California Attorney General Jerry Brown came to Washington this week, urging the federal government to let California impose the first regulations on greenhouse-gas emissions from automobiles. The Golden State has adopted regulations under which automakers must reduce greenhouse-gas emissions from new cars sold in California beginning in 2009. By 2016, new vehicle greenhouse-gas emissions must decline by nearly 30 percent. If the federal government won’t take decisive action on climate change, Brown declared, “California will take action.”
The problem for California is that it cannot enforce its new regulations without a waiver of federal law. Under the federal Clean Air Act, states are generally precluded from adopting their own vehicle-emission standards. According to Congress, regulating motor vehicles is a federal job. California gets special treatment, however. California is authorized to seek a waiver of federal law when it adopts vehicle-emission regulations. Once a waiver is obtained, and only then, other states may follow suit.
California’s special status in air-pollution law dates to the early days of federal environmental regulation. California adopted the nation’s first vehicle-emission standards in the 1960s. Afraid that other states would soon follow suit, the automakers went to Washington, D.C. seeking a uniform federal standard that would preempt the states. The automakers hoped they would get less stringent rules from Washington, D.C., but preferred a tighter federal rule than a polyglot of state rules. From the automakers’ perspective, it was essential that a car rolling off an assembly line in Pontiac, Michigan, could be sold in any state.

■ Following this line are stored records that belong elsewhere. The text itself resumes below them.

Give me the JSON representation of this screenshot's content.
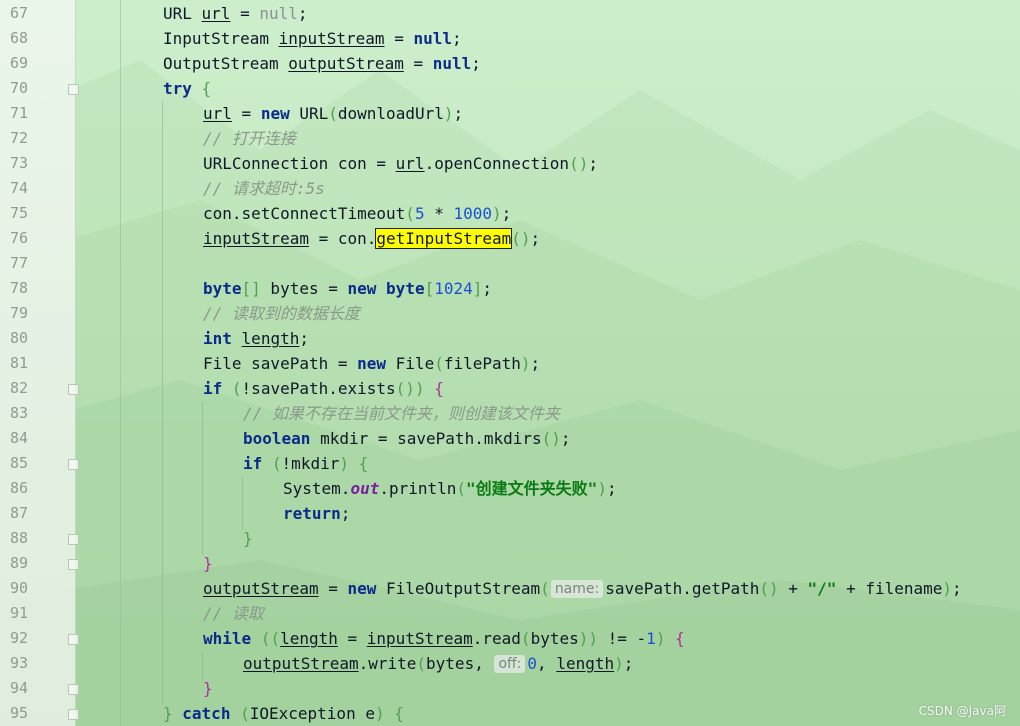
{
  "colors": {
    "keyword": "#0b2a8a",
    "number": "#1b4fd6",
    "comment": "#8a998a",
    "string": "#0a7a12",
    "field": "#7a1f9e",
    "highlight": "#ffff00",
    "background": "#c6eac3"
  },
  "lines": [
    {
      "num": "67",
      "tokens": [
        {
          "t": "URL "
        },
        {
          "t": "url",
          "c": "ul"
        },
        {
          "t": " = "
        },
        {
          "t": "null",
          "c": "nul"
        },
        {
          "t": ";"
        }
      ]
    },
    {
      "num": "68",
      "tokens": [
        {
          "t": "InputStream "
        },
        {
          "t": "inputStream",
          "c": "ul"
        },
        {
          "t": " = "
        },
        {
          "t": "null",
          "c": "kw"
        },
        {
          "t": ";"
        }
      ]
    },
    {
      "num": "69",
      "tokens": [
        {
          "t": "OutputStream "
        },
        {
          "t": "outputStream",
          "c": "ul"
        },
        {
          "t": " = "
        },
        {
          "t": "null",
          "c": "kw"
        },
        {
          "t": ";"
        }
      ]
    },
    {
      "num": "70",
      "tokens": [
        {
          "t": "try",
          "c": "kw"
        },
        {
          "t": " "
        },
        {
          "t": "{",
          "c": "br-g"
        }
      ]
    },
    {
      "num": "71",
      "tokens": [
        {
          "t": "url",
          "c": "ul"
        },
        {
          "t": " = "
        },
        {
          "t": "new",
          "c": "kw"
        },
        {
          "t": " URL"
        },
        {
          "t": "(",
          "c": "br-g"
        },
        {
          "t": "downloadUrl"
        },
        {
          "t": ")",
          "c": "br-g"
        },
        {
          "t": ";"
        }
      ]
    },
    {
      "num": "72",
      "tokens": [
        {
          "t": "// 打开连接",
          "c": "cmt"
        }
      ]
    },
    {
      "num": "73",
      "tokens": [
        {
          "t": "URLConnection con = "
        },
        {
          "t": "url",
          "c": "ul"
        },
        {
          "t": ".openConnection"
        },
        {
          "t": "()",
          "c": "br-g"
        },
        {
          "t": ";"
        }
      ]
    },
    {
      "num": "74",
      "tokens": [
        {
          "t": "// 请求超时:5s",
          "c": "cmt"
        }
      ]
    },
    {
      "num": "75",
      "tokens": [
        {
          "t": "con.setConnectTimeout"
        },
        {
          "t": "(",
          "c": "br-g"
        },
        {
          "t": "5",
          "c": "num"
        },
        {
          "t": " * "
        },
        {
          "t": "1000",
          "c": "num"
        },
        {
          "t": ")",
          "c": "br-g"
        },
        {
          "t": ";"
        }
      ]
    },
    {
      "num": "76",
      "tokens": [
        {
          "t": "inputStream",
          "c": "ul"
        },
        {
          "t": " = con."
        },
        {
          "t": "getInputStream",
          "c": "hl"
        },
        {
          "t": "()",
          "c": "br-g"
        },
        {
          "t": ";"
        }
      ]
    },
    {
      "num": "77",
      "tokens": []
    },
    {
      "num": "78",
      "tokens": [
        {
          "t": "byte",
          "c": "kw"
        },
        {
          "t": "[]",
          "c": "br-g"
        },
        {
          "t": " bytes = "
        },
        {
          "t": "new",
          "c": "kw"
        },
        {
          "t": " "
        },
        {
          "t": "byte",
          "c": "kw"
        },
        {
          "t": "[",
          "c": "br-g"
        },
        {
          "t": "1024",
          "c": "num"
        },
        {
          "t": "]",
          "c": "br-g"
        },
        {
          "t": ";"
        }
      ]
    },
    {
      "num": "79",
      "tokens": [
        {
          "t": "// 读取到的数据长度",
          "c": "cmt"
        }
      ]
    },
    {
      "num": "80",
      "tokens": [
        {
          "t": "int",
          "c": "kw"
        },
        {
          "t": " "
        },
        {
          "t": "length",
          "c": "ul"
        },
        {
          "t": ";"
        }
      ]
    },
    {
      "num": "81",
      "tokens": [
        {
          "t": "File savePath = "
        },
        {
          "t": "new",
          "c": "kw"
        },
        {
          "t": " File"
        },
        {
          "t": "(",
          "c": "br-g"
        },
        {
          "t": "filePath"
        },
        {
          "t": ")",
          "c": "br-g"
        },
        {
          "t": ";"
        }
      ]
    },
    {
      "num": "82",
      "tokens": [
        {
          "t": "if",
          "c": "kw"
        },
        {
          "t": " "
        },
        {
          "t": "(",
          "c": "br-g"
        },
        {
          "t": "!savePath.exists"
        },
        {
          "t": "()",
          "c": "br-g"
        },
        {
          "t": ")",
          "c": "br-g"
        },
        {
          "t": " "
        },
        {
          "t": "{",
          "c": "br-p"
        }
      ]
    },
    {
      "num": "83",
      "tokens": [
        {
          "t": "// 如果不存在当前文件夹，则创建该文件夹",
          "c": "cmt"
        }
      ]
    },
    {
      "num": "84",
      "tokens": [
        {
          "t": "boolean",
          "c": "kw"
        },
        {
          "t": " mkdir = savePath.mkdirs"
        },
        {
          "t": "()",
          "c": "br-g"
        },
        {
          "t": ";"
        }
      ]
    },
    {
      "num": "85",
      "tokens": [
        {
          "t": "if",
          "c": "kw"
        },
        {
          "t": " "
        },
        {
          "t": "(",
          "c": "br-g"
        },
        {
          "t": "!mkdir"
        },
        {
          "t": ")",
          "c": "br-g"
        },
        {
          "t": " "
        },
        {
          "t": "{",
          "c": "br-g"
        }
      ]
    },
    {
      "num": "86",
      "tokens": [
        {
          "t": "System."
        },
        {
          "t": "out",
          "c": "fld"
        },
        {
          "t": ".println"
        },
        {
          "t": "(",
          "c": "br-g"
        },
        {
          "t": "\"创建文件夹失败\"",
          "c": "str"
        },
        {
          "t": ")",
          "c": "br-g"
        },
        {
          "t": ";"
        }
      ]
    },
    {
      "num": "87",
      "tokens": [
        {
          "t": "return",
          "c": "kw"
        },
        {
          "t": ";"
        }
      ]
    },
    {
      "num": "88",
      "tokens": [
        {
          "t": "}",
          "c": "br-g"
        }
      ]
    },
    {
      "num": "89",
      "tokens": [
        {
          "t": "}",
          "c": "br-p"
        }
      ]
    },
    {
      "num": "90",
      "tokens": [
        {
          "t": "outputStream",
          "c": "ul"
        },
        {
          "t": " = "
        },
        {
          "t": "new",
          "c": "kw"
        },
        {
          "t": " FileOutputStream"
        },
        {
          "t": "(",
          "c": "br-g"
        },
        {
          "t": "name:",
          "c": "hint"
        },
        {
          "t": "savePath.getPath"
        },
        {
          "t": "()",
          "c": "br-g"
        },
        {
          "t": " + "
        },
        {
          "t": "\"/\"",
          "c": "str"
        },
        {
          "t": " + filename"
        },
        {
          "t": ")",
          "c": "br-g"
        },
        {
          "t": ";"
        }
      ]
    },
    {
      "num": "91",
      "tokens": [
        {
          "t": "// 读取",
          "c": "cmt"
        }
      ]
    },
    {
      "num": "92",
      "tokens": [
        {
          "t": "while",
          "c": "kw"
        },
        {
          "t": " "
        },
        {
          "t": "((",
          "c": "br-g"
        },
        {
          "t": "length",
          "c": "ul"
        },
        {
          "t": " = "
        },
        {
          "t": "inputStream",
          "c": "ul"
        },
        {
          "t": ".read"
        },
        {
          "t": "(",
          "c": "br-g"
        },
        {
          "t": "bytes"
        },
        {
          "t": "))",
          "c": "br-g"
        },
        {
          "t": " != -"
        },
        {
          "t": "1",
          "c": "num"
        },
        {
          "t": ")",
          "c": "br-g"
        },
        {
          "t": " "
        },
        {
          "t": "{",
          "c": "br-p"
        }
      ]
    },
    {
      "num": "93",
      "tokens": [
        {
          "t": "outputStream",
          "c": "ul"
        },
        {
          "t": ".write"
        },
        {
          "t": "(",
          "c": "br-g"
        },
        {
          "t": "bytes, "
        },
        {
          "t": "off:",
          "c": "hint"
        },
        {
          "t": "0",
          "c": "num"
        },
        {
          "t": ", "
        },
        {
          "t": "length",
          "c": "ul"
        },
        {
          "t": ")",
          "c": "br-g"
        },
        {
          "t": ";"
        }
      ]
    },
    {
      "num": "94",
      "tokens": [
        {
          "t": "}",
          "c": "br-p"
        }
      ]
    },
    {
      "num": "95",
      "tokens": [
        {
          "t": "}",
          "c": "br-g"
        },
        {
          "t": " "
        },
        {
          "t": "catch",
          "c": "kw"
        },
        {
          "t": " "
        },
        {
          "t": "(",
          "c": "br-g"
        },
        {
          "t": "IOException e"
        },
        {
          "t": ")",
          "c": "br-g"
        },
        {
          "t": " "
        },
        {
          "t": "{",
          "c": "br-g"
        }
      ]
    }
  ],
  "watermark": "CSDN @Java阿"
}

With support from the nation’s automakers, federal air-pollution legislation surged ahead. Federal vehicle-emission standards were adopted to preempt all state vehicle standards with one exception. California could seek a “waiver” of preemption. Congress subsequently amended the Clean Air Act so other states could adopt California’s standards too, but only after California obtained a waiver from the EPA. As a result of the compromise, instead of one set of vehicle-emission standards, there are two: One set in Washington, D.C., another in Sacramento.
California regulators relish their role as environmental trendsetters, and often speak of California’s “right” to set its own vehicle-emission standards. Yet waivers are not automatic. Under the Clean Air Act, the EPA cannot issue a waiver unless certain conditions are met. Among other things, California must show that its rules are no less protective than federal standards and can be consistently implemented and enforced. Most importantly, the EPA must conclude that California “need[s] such State standards to meet compelling and extraordinary conditions.” This was an easy standard to meet when California sought tighter emission controls to reduce air pollution in smog-choked Los Angeles. Whether this standard allows for a waiver when the target is global warming is a different question. Testifying before Congress this week, Brown said there is “no question” that the EPA must grant a waiver, but the law itself is not so clear.
The waiver provision was designed to ensure that California could adopt tighter emission controls where necessary for California cities to meet federal air-quality standards. California had the worst air pollution in the nation, and there was a strong argument that what would clear the air in Houston or Chicago might not work so well in southern California. So, over the past 30 years, California sought and obtained tens of waivers to help control soot and smog. In each case, California could argue that more stringent auto-emission rules were necessary to meet the “extraordinary conditions” that California faced.
Global climate change, however, is a global phenomenon. The relevant airshed is not the Los Angeles basin or South Coast Air Quality Management District, but the global atmosphere. The degree of warming experienced by California is a consequence of atmospheric concentrations of carbon dioxide and other greenhouse gases, not local conditions or controls.
California may face specific threats from the effects of global warming, but the climate-forcing of carbon dioxide and other greenhouse gases is dispersed throughout the world.